# [Problem statement]
Search the material for the string "name", then show every line where it turns up.

# [Extracted records]
--------------------
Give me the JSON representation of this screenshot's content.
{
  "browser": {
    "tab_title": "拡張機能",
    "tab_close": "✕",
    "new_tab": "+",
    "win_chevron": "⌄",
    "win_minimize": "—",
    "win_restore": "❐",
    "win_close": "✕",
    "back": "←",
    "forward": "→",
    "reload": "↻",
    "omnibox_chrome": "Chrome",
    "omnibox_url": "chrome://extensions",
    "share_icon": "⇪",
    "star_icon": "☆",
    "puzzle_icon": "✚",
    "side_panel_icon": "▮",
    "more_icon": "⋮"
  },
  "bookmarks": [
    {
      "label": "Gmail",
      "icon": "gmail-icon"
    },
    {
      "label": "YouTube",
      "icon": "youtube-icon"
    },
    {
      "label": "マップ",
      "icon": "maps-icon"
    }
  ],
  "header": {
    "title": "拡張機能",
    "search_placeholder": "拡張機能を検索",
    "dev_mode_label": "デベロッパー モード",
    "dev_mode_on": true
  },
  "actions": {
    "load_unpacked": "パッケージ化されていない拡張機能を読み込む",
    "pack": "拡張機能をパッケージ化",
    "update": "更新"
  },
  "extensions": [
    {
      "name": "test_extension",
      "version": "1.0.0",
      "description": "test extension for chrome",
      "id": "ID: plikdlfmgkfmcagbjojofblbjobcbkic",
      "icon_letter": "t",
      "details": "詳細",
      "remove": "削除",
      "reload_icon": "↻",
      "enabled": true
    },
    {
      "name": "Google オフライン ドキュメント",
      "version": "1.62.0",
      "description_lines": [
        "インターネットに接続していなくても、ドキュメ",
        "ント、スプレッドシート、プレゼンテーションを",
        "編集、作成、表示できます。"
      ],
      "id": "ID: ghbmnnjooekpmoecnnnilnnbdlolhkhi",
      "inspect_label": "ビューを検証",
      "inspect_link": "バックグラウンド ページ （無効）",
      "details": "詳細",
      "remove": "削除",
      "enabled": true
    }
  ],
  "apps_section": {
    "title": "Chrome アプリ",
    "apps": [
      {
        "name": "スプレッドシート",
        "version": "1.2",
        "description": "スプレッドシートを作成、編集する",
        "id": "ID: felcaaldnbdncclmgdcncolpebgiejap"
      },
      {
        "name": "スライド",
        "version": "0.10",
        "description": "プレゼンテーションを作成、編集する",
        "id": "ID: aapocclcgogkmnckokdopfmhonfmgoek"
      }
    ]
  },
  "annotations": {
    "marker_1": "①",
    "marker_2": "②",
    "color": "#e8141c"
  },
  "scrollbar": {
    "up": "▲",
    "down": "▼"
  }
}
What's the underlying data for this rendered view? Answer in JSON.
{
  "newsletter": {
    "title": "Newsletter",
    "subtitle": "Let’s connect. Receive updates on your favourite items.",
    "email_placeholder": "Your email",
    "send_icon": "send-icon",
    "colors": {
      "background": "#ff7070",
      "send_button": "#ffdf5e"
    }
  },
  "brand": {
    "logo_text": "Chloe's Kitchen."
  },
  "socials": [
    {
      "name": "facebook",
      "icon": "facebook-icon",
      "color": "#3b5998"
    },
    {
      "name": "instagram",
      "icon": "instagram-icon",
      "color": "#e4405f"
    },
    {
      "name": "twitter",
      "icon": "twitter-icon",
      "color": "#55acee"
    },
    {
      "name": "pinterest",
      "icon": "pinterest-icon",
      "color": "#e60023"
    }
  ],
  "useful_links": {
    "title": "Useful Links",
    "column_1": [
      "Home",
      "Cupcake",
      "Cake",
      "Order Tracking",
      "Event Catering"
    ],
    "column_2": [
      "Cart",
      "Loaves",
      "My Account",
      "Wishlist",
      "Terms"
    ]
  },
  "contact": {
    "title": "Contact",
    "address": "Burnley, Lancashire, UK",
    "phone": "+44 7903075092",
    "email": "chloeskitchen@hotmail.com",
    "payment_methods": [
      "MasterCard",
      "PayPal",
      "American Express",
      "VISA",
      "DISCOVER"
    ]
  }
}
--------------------
# [Response to this task]
      "name": "test_extension",
      "name": "Google オフライン ドキュメント",
        "name": "スプレッドシート",
        "name": "スライド",
      "name": "facebook",
      "name": "instagram",
      "name": "twitter",
      "name": "pinterest",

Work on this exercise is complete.